From that subject, it seems to be a good time to get into how the rest of the movie's art and animation comes across. I admit I wasn't expecting too much, seeing that this was a straight-to-video movie, but I soon discovered that even then my expectations were too high. This is one of the worst-looking pieces of animation I have seen for a long time. For one thing, it doesn't look like it was done under the control of one team, seeing how the designs of the characters differ wildly through the movie. Some characters look straight from a '70s Filmation television show, while other characters look so grotesque that they barely look human. In a couple of scenes with characters dressed alike (female dancers on stage, or natives), animation director Art Scott, who never directed anything before or since this movie, doesn't even try to differentiate the characters' faces, making it appear Skull Island and New York were both blessed with the birth of sextuplets years earlier. When any of the characters move, their choppy movements lack even reasonable smoothness; even typical American children's animation on TV released at the same time of this movie was much more slick and colorful than what's on display here. The movie also cheats by adding some brief computer animation that really doesn't fit in with the crude look of the movie, as well as using some live action footage, the latter of which, to me, says to the audience, "We were too cheap and lazy to totally animate this movie." In short, The Mighty Kong is one movie that lands with as big of a thud as Kong does at the end of the movie. Though this Kong actually survives his fall from the top of The Empire State Building, suggesting that these filmmakers thought they had a franchise on their hands. Though given that there hasn't been a hint of a sequel in the works in the more than fourteen years since the movie was made, it looks like the chance of seeing Kong's further adventures is about as likely as this particular Sherman brothers' score getting a release on iTunes or CD.

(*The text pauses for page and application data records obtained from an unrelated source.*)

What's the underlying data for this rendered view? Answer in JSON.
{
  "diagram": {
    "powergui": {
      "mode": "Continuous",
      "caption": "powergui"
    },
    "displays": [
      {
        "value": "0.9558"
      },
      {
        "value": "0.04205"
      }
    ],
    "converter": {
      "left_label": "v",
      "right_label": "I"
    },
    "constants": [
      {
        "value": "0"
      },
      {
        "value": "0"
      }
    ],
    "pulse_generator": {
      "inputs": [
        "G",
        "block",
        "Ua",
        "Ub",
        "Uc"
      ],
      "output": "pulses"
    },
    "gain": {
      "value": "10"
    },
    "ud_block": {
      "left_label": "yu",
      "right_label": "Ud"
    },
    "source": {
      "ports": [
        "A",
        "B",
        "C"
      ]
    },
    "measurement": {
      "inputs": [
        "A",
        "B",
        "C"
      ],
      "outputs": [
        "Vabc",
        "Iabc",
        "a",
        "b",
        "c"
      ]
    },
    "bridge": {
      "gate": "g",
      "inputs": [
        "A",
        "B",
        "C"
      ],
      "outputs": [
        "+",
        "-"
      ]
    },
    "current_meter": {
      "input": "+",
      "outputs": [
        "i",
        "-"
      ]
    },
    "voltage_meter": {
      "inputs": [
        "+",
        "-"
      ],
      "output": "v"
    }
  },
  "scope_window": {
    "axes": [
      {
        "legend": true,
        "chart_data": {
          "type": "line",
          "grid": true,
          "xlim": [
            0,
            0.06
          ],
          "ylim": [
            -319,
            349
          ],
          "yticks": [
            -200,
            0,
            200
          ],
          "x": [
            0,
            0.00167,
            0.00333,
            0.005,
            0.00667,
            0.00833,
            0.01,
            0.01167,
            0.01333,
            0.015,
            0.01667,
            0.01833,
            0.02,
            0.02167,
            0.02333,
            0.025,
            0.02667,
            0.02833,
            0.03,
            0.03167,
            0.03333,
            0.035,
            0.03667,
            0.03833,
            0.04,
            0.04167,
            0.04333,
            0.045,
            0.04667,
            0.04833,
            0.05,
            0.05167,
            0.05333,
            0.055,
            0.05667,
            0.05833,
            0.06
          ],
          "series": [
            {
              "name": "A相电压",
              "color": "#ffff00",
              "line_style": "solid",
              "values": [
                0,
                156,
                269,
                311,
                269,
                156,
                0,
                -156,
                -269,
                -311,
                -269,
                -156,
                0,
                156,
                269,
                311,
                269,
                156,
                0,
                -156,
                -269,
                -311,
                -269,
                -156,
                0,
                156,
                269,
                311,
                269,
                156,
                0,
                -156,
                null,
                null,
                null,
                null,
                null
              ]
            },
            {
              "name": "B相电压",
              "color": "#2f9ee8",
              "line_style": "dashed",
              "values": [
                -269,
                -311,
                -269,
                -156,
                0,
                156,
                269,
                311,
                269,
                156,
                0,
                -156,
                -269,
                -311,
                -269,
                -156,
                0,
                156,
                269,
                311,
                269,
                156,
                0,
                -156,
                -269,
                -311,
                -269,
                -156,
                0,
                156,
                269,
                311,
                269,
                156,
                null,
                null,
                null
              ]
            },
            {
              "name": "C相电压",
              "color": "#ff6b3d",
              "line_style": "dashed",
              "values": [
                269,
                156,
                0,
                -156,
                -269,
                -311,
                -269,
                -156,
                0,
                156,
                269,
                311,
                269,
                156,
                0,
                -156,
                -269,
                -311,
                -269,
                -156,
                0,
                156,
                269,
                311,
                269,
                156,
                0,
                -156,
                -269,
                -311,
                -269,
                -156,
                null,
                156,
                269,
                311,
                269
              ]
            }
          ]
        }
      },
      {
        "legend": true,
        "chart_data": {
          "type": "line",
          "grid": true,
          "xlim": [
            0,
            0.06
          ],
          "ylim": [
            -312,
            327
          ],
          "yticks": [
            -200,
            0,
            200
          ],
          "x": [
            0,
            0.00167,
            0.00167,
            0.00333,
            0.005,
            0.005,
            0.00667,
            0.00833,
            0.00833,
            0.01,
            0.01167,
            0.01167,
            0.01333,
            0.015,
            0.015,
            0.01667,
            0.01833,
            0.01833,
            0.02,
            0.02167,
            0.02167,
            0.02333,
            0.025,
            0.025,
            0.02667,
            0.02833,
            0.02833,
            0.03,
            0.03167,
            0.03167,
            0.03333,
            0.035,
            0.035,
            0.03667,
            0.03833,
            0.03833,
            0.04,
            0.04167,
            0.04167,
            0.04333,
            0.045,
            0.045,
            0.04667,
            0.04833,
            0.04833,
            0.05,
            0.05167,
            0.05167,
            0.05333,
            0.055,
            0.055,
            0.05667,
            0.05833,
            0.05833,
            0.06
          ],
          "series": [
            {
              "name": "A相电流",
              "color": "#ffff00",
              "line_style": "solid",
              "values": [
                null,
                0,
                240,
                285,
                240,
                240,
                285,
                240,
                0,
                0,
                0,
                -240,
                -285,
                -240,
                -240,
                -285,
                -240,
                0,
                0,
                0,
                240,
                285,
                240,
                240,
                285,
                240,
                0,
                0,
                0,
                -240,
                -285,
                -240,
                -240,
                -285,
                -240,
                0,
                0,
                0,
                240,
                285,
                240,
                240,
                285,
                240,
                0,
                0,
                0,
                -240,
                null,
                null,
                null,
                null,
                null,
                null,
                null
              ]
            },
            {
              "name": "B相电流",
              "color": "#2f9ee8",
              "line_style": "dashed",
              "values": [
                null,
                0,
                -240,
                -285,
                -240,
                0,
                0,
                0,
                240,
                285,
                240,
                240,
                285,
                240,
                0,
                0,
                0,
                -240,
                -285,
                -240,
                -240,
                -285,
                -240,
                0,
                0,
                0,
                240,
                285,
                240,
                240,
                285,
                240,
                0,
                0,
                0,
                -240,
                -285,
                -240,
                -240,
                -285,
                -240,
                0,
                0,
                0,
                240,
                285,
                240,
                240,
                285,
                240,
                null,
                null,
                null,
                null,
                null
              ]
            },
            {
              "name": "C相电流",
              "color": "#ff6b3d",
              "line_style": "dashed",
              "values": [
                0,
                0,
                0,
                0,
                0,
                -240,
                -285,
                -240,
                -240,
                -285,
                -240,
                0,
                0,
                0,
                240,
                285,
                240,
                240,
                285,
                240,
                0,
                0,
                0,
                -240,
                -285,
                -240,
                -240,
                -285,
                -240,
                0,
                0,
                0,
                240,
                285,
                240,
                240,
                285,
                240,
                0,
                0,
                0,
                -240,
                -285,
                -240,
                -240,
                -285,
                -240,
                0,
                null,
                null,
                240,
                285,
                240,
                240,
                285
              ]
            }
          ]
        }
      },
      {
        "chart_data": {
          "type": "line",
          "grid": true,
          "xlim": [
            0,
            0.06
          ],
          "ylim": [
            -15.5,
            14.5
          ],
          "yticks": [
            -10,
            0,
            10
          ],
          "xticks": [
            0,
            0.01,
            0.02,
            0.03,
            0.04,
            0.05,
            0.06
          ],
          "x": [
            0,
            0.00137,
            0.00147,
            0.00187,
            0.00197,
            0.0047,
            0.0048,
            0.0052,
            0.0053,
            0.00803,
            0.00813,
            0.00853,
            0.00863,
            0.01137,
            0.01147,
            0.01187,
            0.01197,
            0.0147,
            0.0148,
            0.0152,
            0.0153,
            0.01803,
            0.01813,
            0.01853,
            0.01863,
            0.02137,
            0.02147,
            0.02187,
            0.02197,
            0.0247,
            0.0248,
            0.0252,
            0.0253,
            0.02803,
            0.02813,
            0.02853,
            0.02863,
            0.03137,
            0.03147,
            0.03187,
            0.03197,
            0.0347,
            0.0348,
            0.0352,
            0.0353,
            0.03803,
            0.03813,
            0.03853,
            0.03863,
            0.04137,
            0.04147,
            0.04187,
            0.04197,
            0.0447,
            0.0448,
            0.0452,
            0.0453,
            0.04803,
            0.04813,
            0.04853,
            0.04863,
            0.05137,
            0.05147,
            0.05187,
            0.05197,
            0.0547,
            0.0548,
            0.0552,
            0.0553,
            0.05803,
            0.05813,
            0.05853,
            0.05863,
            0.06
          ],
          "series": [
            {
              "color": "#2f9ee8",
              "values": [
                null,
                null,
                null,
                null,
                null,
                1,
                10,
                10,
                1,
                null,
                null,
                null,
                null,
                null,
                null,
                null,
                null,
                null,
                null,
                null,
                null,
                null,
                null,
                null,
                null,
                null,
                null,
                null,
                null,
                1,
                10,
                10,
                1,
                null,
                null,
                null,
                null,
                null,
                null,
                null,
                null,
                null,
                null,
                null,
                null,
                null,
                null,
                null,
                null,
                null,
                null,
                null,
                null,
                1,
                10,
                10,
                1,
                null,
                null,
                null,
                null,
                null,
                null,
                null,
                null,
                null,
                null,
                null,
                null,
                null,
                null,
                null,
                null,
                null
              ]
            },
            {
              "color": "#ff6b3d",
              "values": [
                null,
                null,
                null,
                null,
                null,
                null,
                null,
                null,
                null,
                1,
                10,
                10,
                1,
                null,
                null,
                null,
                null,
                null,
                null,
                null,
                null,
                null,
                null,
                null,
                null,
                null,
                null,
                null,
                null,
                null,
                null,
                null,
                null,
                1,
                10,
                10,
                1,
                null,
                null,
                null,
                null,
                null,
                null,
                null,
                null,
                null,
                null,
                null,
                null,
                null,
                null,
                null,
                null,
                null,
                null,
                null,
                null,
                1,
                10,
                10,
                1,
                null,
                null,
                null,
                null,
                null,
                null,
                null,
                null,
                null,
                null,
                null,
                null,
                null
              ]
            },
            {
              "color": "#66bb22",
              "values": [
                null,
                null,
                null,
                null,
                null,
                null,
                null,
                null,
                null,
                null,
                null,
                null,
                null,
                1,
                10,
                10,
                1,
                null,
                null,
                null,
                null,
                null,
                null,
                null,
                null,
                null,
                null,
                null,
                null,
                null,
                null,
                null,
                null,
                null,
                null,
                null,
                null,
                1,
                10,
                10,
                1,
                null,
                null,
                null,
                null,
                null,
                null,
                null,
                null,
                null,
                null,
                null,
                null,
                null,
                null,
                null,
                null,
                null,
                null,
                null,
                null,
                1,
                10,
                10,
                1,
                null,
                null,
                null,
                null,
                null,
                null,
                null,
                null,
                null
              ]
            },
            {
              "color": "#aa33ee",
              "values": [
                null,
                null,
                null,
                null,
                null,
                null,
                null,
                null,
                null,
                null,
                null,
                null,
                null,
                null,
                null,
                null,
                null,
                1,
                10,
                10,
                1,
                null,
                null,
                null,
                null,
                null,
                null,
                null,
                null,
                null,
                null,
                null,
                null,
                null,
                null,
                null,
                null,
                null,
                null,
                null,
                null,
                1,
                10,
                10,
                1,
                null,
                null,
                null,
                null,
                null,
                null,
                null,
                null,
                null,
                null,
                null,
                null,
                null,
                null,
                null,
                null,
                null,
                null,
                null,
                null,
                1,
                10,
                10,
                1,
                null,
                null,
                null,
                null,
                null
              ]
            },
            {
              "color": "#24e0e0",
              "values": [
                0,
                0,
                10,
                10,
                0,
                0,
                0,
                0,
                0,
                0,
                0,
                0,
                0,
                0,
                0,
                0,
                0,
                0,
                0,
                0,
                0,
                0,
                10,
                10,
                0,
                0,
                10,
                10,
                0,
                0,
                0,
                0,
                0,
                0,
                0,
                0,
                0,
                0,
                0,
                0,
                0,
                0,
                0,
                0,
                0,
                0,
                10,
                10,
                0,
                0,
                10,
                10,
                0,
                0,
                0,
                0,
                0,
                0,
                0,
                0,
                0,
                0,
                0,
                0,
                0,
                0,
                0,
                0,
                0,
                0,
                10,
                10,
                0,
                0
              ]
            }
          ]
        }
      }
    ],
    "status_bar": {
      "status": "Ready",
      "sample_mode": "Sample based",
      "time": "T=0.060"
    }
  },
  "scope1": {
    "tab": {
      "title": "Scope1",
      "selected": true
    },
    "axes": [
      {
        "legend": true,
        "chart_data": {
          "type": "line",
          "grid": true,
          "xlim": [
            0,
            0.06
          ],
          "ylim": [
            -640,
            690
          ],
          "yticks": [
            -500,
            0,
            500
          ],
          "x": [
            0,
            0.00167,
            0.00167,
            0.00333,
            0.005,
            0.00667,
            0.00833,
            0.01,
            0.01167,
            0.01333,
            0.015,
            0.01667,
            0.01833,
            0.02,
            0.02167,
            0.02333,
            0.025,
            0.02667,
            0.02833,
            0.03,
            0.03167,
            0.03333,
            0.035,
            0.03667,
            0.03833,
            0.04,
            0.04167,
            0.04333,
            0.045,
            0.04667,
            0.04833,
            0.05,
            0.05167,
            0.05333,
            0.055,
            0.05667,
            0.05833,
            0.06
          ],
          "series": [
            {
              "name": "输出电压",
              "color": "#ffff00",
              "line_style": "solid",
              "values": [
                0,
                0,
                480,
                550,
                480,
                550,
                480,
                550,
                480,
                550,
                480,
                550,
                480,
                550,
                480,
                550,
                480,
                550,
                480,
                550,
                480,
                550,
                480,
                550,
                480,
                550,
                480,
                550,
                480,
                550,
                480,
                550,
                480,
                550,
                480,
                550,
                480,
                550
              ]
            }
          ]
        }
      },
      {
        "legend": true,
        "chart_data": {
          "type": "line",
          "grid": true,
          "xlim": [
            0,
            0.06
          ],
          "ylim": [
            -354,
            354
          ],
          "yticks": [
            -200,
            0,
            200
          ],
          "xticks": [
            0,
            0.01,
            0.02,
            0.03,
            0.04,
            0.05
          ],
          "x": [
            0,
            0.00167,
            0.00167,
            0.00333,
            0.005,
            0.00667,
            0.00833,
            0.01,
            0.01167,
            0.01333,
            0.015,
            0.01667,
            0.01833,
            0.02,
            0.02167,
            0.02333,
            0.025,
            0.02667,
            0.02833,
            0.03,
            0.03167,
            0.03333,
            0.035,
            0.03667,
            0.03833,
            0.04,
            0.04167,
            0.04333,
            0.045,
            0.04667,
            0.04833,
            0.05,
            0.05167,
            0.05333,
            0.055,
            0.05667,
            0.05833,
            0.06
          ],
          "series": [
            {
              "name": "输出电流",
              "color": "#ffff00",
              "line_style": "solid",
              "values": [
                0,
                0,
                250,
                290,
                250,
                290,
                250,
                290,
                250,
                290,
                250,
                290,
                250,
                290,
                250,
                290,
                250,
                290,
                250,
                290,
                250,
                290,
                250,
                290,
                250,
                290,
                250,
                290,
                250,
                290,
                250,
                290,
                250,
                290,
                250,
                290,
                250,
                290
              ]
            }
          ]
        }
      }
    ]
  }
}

Check for availability on Amazon (VHS)

See also: A*P*E, King Kong Escapes, Queen Kong